Social Skills – promoting respectful interactions with peers and educators.
Self Help Skills – encouraging independence through basic skills to manage their needs without adult supervision, such as going to the toilet, dressing, unwrapping their lunch and managing their belongings.
Dramatic Play – encouraging school scenario role plays with props such as school uniforms, tables, chairs and white boards.
Intentional Teaching – planned experiences that actively foster high-level thinking skills.
Emotional Intelligence – supporting your child to manage their emotions, cope with minimal adult contact in large groups, focus on tasks, follow instructions from teachers and understand the rules.
Language Skills – engage in experiences that require talking and listening to adults and other children such as News Time.
Cognitive Skills – Engage children in small groups to encourage basic number sense, thinking and turn taking skills.

You can also check out as an excellent resource to gain more information on transitioning your child to school.

How You Can Help Prepare Your Child for School

Whether your child is attending preschool or not, the following suggestions will help your child transition to school with confidence.
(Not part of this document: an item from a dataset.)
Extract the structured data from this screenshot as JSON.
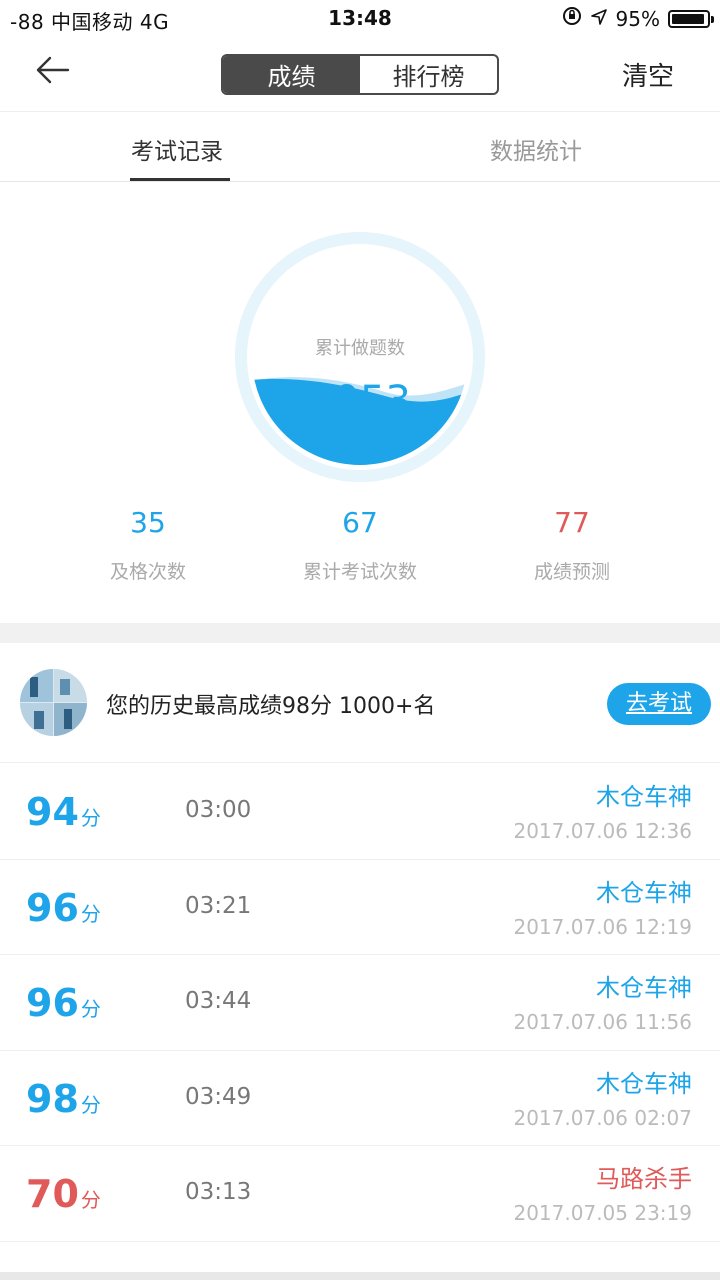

father and daughter reading
  • Talk positively about starting and attending school.
  • Speak with your child about their daily school routine; how will they get to school, what time they need to get up in the morning and what to pack in their lunch box.
  • Make some visits to the school with your child before they start.
  • Read books together about starting school.
  • Be involved in your child’s school community e.g. participating in playgroups and orientation days.
  • Arrange play-dates if possible, with other children starting at the same school. This extends the opportunity to develop their social skills and assurance they’ll have a friend to talk to when they start school.
  • Encourage your child to draw with a range of different materials, such as pencils, crayons and textas to help develop their fine motor skills.
  • Promote your child to dress and undress themselves, use the toilet independently, pack and open their lunchbox/drink bottle.
  • Initiate conversation with your child by asking them questions, listen to their answers, and encourage them to express themselves further about what they think and feel so they can communicate effectively with new friends and teachers.
  • Read with your child as often as possible. Fostering an enjoyment of reading develops early literacy skills and helps with their comprehension, vocabulary and language skills.
  • Help your child develop a basic awareness of numbers by helping at home. Counting out plates and cutlery to set the table and count the plates or counting as you go up and down stairs.
  • Play simple board and card games (like Memory Match and Snap). These games are great for practicing turn-taking, sharing, waiting and learning to cope with not winning!

Another great way to initiate conversation with your child on starting school is watching a video together. This video shares what a typical day looks like from the child’s perspective.

Video Source:

If your child attends an SJFS centre, school readiness programming is an embedded practice for preschool aged children.

Our educators understand each child has individual interests, strengths and approaches to learning.

Working with your early childhood educator is a winning combination to support a positive transition to school for your child.

Please contact us for more information on SJFS Transition to School programs:
By email or phone 02 6583 6464.